By Meg Hill
On August 22 the state government released its recommendations from the review of Federation Square initiated last year and announced an upgrade to the square.
The review, which more than 1800 people participated in, found that Federation Square was valued as a place to experience arts and culture, to participate in exciting events and festivals, and to come together and celebrate as a community.
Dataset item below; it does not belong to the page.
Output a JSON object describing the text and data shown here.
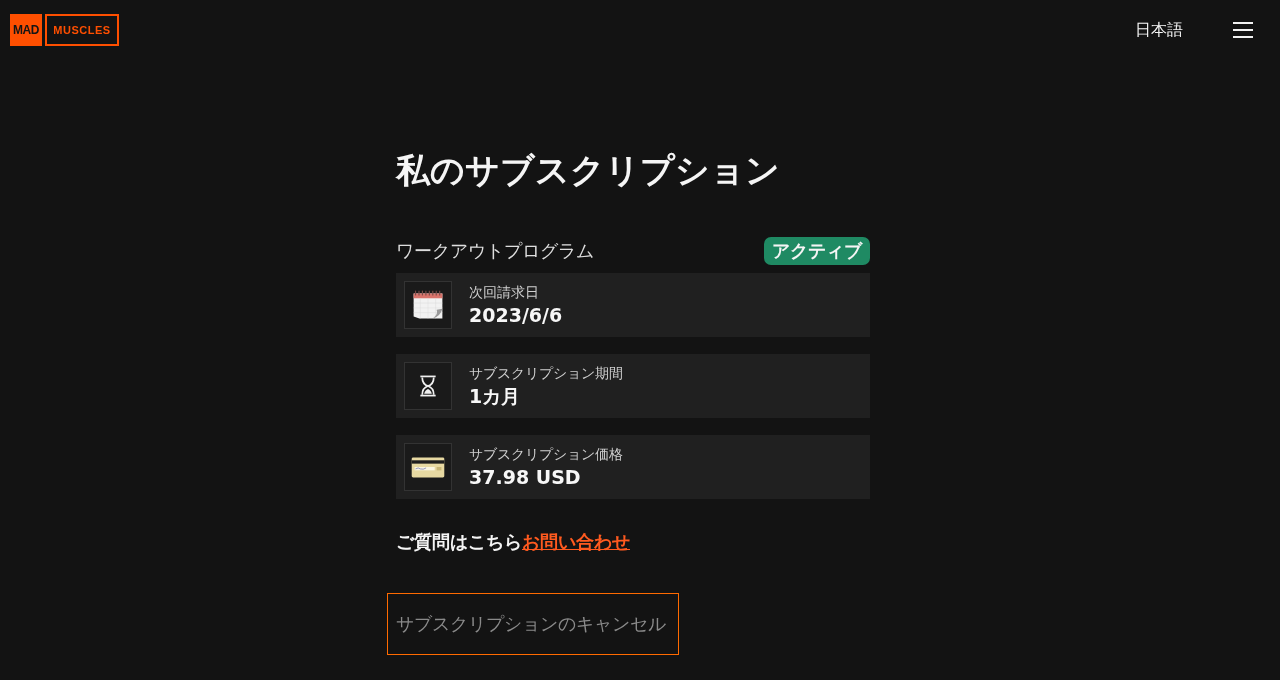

Its recommendations and key initial actions included:
- Greater recognition and celebration of First Peoples culture and continuing connection to the site;
- Adoption of a community-driven vision emphasising Federation Square’s cultural and civic impact and the need to enliven the space with captivating experiences;
- A commitment to embrace the Yarra and better connect with the adjacent arts and sports precincts;
- Adherence to design principles and strategies to ensure any future physical changes “must aspire to match the quality of the original”, to be enabled in part by the creation of a design advisory board; and
- Incorporating Federation Square in the government’s creative industries portfolio alongside other cultural and civic icons such as National Gallery Victoria, Arts Centre Melbourne and State Library Victoria.
The Government said the accompanying upgrade was the biggest in the square’s history and encompassed a “new vision for the ironic site as a civic and cultural hub that embraces the Yarra and showcases the best of Victoria to locals and visitors”.
The upgrade will see $20 million injected into the Square from the Government’s Building Works stimulus program and include a new “immersive Regional Experience Centre showcasing the state’s best food and wine”.
Minister for Creative Industries Martin Foley said Federation Square’s importance as a cultural and civic heart of Melbourne had grown this year.
“These things that were important to Victorians pre-COVID will be more critical than ever as we reconnect and recover as a community and rebuild our creative and visitor economies,” he said.
“Federation Square will continue to evolve as a dynamic cultural destination that reflects the best of Melbourne and our creative state.”
Citizens for Melbourne, who initiated the Our City, Our Square campaign last year in opposition to an Apple store proposal in the square, welcomed the review’s recommendation.
“The Fed Square review is a big step forward for public space in Melbourne,” president of Citizens for Melbourne Tania Davidge said.
“The review recognises that civic, cultural and community values – rather than commercial and corporate interests – must guide the future governance and use of Fed Square.”
“It’s fantastic that Fed Square has been brought into the Creative Industries portfolio, recognising its civic and cultural contribution to our state.”
“Fed Square will not be managed and valued as a public institution. We hope that this new arrangement will allow Fed Square to access the ongoing government funding it needs to ensure its future as our city’s town square.”
During the review process, the City of Melbourne had made a public bid for governance of the square – asking the State Government to consider a partnership with the Council.
But Chair of the Council’s Arts, Culture and Heritage portfolio Cr Rohan Leppert said the recognition of the square’s civic and cultural space was the most important outcome.
“The City of Melbourne did put in a bid but that’s secondary I think,” he said.
“The main thing is making sure the government has the principles right for the future uses and management of Fed Square and I think they have.”
“Even though we don’t have all the details yet, the values and principles that have been articulated and putting Fed Square into the creative industries portfolio shows that the government understands that this is a civic and cultural space.”
“Who manages it, whether it’s the council or the state government, is secondary to that – the main thing is that the state finally agrees with the people of Melbourne and recognises the civic and cultural importance of the space.” •